The benefits of mass production have been well known since Henry Ford’s car factories made the Model T back in 1908. It was only made in one colour, black, for economic reasons. Not because it was the cheapest colour of paint, but because it was the colour that dried the quickest.

This allowed the production line to operate at faster, more cost effective, speeds. And ultimately, it meant the product could be sold at a more attractive cost to the customer.

This approach, where processes are tested to achieve increasingly efficient production costs, is yet to filter properly into the construction of houses. This makes sense in a way, as not everybody wants exactly the same type of house.

Historically, affordable mass-produced housing removed a large amount of customisations, to ensure final costs were controlled. But there is another way. Builders and architects have the ability to create housing that allows a level of flexibility and customisation, yet also achieves the goal of affordability.


Back in 2006, the “BoKlok” approach to affordable housing was launched to great acclaim in the UK. Literally translated from Swedish, the term means “live smart”. Originally created from a collaboration between flat-pack favourite IKEA and Swedish construction giant Skanska, the BoKlok housing approach was to allow for selected customisation to maximise individuality and choice for the customers. But at the same time, it ensured that larger house building components were duplicated or mass-produced, to bring down the overall costs.

Standard elements – wall panels, doors, windows – were made in large numbers to bring the elemental costs down. This approach ensured the costs were controlled from the initial sketch ideas through to the final design choices offered to the customers. The kitchens and bathrooms were designed to be flexible in terms of adding additional units. Draw and cupboard fronts interchangeable. Small options that provided flexibility, but did not impact on overall affordability.

It’s a simple approach that has worked very well.

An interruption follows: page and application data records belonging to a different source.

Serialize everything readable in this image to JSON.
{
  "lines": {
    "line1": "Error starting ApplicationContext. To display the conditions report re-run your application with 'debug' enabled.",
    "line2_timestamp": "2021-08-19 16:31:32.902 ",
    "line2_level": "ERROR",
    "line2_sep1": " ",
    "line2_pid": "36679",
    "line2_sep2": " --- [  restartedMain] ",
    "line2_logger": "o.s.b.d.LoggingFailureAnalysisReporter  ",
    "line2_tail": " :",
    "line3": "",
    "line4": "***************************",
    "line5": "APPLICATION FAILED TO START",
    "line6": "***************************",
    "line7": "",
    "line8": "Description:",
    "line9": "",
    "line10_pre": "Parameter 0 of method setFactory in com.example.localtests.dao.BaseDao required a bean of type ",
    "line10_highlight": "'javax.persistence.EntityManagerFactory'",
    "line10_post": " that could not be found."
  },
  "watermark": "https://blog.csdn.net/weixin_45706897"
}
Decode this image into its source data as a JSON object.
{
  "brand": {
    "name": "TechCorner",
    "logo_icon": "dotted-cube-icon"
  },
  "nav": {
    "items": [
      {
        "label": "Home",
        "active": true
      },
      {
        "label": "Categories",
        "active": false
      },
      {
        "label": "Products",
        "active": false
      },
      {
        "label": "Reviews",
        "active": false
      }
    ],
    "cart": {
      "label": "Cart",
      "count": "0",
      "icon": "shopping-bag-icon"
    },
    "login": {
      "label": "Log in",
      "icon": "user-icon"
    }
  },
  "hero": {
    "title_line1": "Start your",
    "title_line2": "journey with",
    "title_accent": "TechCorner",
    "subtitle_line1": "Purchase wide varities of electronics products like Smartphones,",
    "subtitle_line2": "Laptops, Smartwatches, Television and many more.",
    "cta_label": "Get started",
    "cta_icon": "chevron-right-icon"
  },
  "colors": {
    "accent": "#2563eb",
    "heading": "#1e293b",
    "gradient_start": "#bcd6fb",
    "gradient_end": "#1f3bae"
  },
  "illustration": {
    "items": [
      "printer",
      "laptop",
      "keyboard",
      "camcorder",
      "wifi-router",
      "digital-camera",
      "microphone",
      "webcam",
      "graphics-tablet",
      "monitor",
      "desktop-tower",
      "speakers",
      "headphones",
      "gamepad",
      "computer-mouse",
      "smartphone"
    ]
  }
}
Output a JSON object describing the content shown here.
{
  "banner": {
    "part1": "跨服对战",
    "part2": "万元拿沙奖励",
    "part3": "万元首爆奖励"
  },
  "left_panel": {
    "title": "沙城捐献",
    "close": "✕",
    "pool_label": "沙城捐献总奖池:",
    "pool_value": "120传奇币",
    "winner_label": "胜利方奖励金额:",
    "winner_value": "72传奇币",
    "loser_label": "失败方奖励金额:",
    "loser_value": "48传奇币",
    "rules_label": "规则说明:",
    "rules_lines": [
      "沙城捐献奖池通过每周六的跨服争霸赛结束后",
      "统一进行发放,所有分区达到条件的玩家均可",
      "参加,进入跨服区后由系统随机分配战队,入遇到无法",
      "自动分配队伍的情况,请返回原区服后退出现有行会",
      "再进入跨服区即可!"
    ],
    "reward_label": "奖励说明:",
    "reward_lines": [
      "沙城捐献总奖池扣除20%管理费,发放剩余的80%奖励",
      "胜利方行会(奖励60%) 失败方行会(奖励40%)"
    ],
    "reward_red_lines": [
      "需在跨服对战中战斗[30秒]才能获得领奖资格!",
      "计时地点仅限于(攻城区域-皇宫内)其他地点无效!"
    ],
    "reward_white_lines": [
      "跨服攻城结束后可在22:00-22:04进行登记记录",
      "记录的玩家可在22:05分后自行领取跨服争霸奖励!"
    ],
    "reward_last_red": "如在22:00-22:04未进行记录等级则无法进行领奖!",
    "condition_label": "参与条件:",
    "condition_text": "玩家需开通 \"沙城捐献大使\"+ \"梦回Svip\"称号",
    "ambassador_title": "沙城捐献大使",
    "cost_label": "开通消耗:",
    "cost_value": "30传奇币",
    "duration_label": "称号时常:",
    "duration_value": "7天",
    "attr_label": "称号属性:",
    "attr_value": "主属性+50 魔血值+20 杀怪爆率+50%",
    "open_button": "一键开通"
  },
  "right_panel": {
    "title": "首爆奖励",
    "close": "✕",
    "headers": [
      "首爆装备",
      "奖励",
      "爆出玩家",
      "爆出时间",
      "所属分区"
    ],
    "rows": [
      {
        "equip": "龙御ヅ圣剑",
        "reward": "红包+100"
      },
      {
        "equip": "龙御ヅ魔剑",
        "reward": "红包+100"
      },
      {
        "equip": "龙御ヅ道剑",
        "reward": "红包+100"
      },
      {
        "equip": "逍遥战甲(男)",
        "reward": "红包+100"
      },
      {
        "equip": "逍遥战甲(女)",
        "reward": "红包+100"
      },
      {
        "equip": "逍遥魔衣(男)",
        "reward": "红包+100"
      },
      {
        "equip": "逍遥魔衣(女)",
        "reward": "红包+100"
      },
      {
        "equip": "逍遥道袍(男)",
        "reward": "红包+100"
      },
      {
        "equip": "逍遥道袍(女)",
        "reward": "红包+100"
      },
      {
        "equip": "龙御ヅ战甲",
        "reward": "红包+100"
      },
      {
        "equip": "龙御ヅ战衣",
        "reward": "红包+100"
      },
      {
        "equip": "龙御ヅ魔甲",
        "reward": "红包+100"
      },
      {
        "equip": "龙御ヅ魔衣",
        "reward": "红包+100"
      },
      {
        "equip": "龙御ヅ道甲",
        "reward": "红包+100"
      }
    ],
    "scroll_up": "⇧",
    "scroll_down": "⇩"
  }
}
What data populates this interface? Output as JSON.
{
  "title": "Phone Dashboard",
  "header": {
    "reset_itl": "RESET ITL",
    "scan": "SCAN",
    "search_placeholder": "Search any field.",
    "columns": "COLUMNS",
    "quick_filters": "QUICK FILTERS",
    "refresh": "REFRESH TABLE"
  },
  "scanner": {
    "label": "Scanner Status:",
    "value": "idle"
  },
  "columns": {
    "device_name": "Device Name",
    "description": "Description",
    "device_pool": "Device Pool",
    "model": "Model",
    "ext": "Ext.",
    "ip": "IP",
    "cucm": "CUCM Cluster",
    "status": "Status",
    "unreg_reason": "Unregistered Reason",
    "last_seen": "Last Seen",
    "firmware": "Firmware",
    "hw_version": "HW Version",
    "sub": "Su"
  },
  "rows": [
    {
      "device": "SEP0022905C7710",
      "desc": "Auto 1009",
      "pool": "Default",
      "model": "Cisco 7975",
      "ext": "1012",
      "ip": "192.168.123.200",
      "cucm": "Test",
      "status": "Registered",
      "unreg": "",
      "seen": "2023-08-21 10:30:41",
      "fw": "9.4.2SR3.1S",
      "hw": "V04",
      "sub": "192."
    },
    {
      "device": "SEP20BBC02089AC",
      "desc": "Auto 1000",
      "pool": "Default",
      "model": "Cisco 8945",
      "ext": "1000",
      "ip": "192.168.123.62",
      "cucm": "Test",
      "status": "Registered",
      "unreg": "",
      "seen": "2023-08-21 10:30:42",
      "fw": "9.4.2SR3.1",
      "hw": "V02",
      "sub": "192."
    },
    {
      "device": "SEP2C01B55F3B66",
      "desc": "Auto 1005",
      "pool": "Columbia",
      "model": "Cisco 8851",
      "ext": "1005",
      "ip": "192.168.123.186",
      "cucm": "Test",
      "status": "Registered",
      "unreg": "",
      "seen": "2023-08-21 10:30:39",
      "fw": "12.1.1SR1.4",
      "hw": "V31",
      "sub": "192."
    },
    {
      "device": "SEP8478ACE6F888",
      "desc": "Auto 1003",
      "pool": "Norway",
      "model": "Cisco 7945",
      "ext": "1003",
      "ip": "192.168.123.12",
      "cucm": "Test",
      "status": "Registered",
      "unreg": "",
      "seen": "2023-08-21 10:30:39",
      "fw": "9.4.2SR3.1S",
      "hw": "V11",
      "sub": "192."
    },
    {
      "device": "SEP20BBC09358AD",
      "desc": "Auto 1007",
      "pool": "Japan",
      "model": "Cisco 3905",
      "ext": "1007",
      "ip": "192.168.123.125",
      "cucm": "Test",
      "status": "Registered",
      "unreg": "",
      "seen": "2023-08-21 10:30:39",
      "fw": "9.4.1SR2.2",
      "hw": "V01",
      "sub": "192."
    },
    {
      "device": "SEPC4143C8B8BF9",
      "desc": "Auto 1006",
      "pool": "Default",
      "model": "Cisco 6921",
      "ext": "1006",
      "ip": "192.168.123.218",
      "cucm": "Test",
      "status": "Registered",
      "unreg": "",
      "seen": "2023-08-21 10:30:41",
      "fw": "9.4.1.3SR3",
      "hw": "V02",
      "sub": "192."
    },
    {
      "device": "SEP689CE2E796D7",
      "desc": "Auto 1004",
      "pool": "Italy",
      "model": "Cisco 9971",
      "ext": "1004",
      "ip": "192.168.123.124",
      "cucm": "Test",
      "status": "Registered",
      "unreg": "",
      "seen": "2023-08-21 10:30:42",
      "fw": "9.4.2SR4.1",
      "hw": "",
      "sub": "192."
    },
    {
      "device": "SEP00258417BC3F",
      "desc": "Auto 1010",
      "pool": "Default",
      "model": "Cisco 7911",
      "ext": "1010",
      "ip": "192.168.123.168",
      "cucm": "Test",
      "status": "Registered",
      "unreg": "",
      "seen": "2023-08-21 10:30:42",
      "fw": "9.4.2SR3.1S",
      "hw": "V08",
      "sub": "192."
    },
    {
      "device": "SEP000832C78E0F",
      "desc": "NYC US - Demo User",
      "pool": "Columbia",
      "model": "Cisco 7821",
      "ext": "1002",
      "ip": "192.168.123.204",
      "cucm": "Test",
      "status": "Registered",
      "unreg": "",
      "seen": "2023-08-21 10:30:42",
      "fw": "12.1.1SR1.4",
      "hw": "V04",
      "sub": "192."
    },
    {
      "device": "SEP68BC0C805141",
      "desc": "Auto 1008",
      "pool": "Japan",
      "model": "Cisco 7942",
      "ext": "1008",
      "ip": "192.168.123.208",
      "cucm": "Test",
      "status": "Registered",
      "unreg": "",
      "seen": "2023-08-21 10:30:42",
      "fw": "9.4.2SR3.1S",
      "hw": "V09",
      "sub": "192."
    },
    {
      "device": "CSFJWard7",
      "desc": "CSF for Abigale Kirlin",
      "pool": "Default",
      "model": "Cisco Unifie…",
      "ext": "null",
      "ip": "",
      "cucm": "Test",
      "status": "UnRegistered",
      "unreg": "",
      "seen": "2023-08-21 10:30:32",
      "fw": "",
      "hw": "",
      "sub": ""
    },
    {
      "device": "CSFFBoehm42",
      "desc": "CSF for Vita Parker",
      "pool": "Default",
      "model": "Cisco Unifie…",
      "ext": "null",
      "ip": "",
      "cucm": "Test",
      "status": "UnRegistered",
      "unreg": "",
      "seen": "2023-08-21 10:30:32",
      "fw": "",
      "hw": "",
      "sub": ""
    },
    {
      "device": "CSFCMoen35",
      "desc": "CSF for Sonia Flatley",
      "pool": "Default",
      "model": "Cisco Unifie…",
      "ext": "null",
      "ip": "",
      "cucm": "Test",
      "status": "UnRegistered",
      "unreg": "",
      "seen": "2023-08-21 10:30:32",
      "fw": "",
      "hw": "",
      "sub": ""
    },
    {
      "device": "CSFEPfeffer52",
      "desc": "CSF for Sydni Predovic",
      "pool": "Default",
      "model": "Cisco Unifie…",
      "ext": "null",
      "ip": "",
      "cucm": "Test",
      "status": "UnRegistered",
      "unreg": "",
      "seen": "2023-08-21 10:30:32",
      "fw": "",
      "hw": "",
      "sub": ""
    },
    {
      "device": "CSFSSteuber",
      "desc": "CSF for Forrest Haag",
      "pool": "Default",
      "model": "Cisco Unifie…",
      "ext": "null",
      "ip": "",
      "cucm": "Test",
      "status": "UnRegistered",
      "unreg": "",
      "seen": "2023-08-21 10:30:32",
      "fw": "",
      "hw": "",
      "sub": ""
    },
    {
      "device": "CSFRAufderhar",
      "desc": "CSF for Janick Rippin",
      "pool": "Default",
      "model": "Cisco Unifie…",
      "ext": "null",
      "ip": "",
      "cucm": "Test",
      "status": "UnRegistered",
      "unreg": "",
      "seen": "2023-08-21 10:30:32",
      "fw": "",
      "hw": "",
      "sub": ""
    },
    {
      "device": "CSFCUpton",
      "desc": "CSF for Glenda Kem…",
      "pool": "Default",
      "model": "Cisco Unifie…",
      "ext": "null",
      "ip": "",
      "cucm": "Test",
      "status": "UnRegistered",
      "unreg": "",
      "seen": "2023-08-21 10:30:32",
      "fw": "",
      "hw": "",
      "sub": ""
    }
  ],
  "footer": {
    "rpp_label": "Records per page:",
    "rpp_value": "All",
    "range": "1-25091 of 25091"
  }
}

More than 10,000 BoKlok houses have now been built, mainly in Norway, Sweden and Denmark, with a small number in the UK.

But it is only part of the architectural equation. The affordable housing market is vital, but the cost of making these homes more adaptable is rarely considered.

Flexibility is key. The needs of a house’s inhabitants change. Families can grow (and shrink) and require more room, so the costs of moving house reappear. One clever response to this, in BoKlok homes, has been to allow “built in” flexibility.

Loft living

This flexibility could include a loft space that already has flooring and a built in cupboard on a lower floor which can be simply dismantled and replaced with a “flat-pack style” staircase that can be purchased and installed with minimal disruption to the existing fabric.

Weeks of builders removing walls, plastering and upheaval are replaced by a trip to the IKEA store to purchase the staircase and the booking of a subcontractor to fit it. The original design accounted for this “future option” and is built into the core of the house.

The best approach to new affordable housing should consider combinations of factors that look at design, materials and processes that have yet to be widely used in the affordable housing market.

And the construction sector needs to look over its shoulder at other market places – especially the one that Henry Ford dominated over a century ago. Today’s car manufacturers offer customised options in everything from colour to wheel size, interior gadgets to different kinds of headlamp. These options have all been accounted for in the construction and costing of each model.

The ConversationThey share a similar design “platform”, and by doing so, considerably reduce the overall cost of the base model. The benefit is quicker production with the added benefit of a cost model that allows for customisation to be included. It is a method the construction sector should adopt to produce housing where quality and affordability live happily together.

David Morton, Associate Professor in Architecture and Built Environment, Northumbria University, Newcastle.

This article was originally published on The Conversation. Read the original article.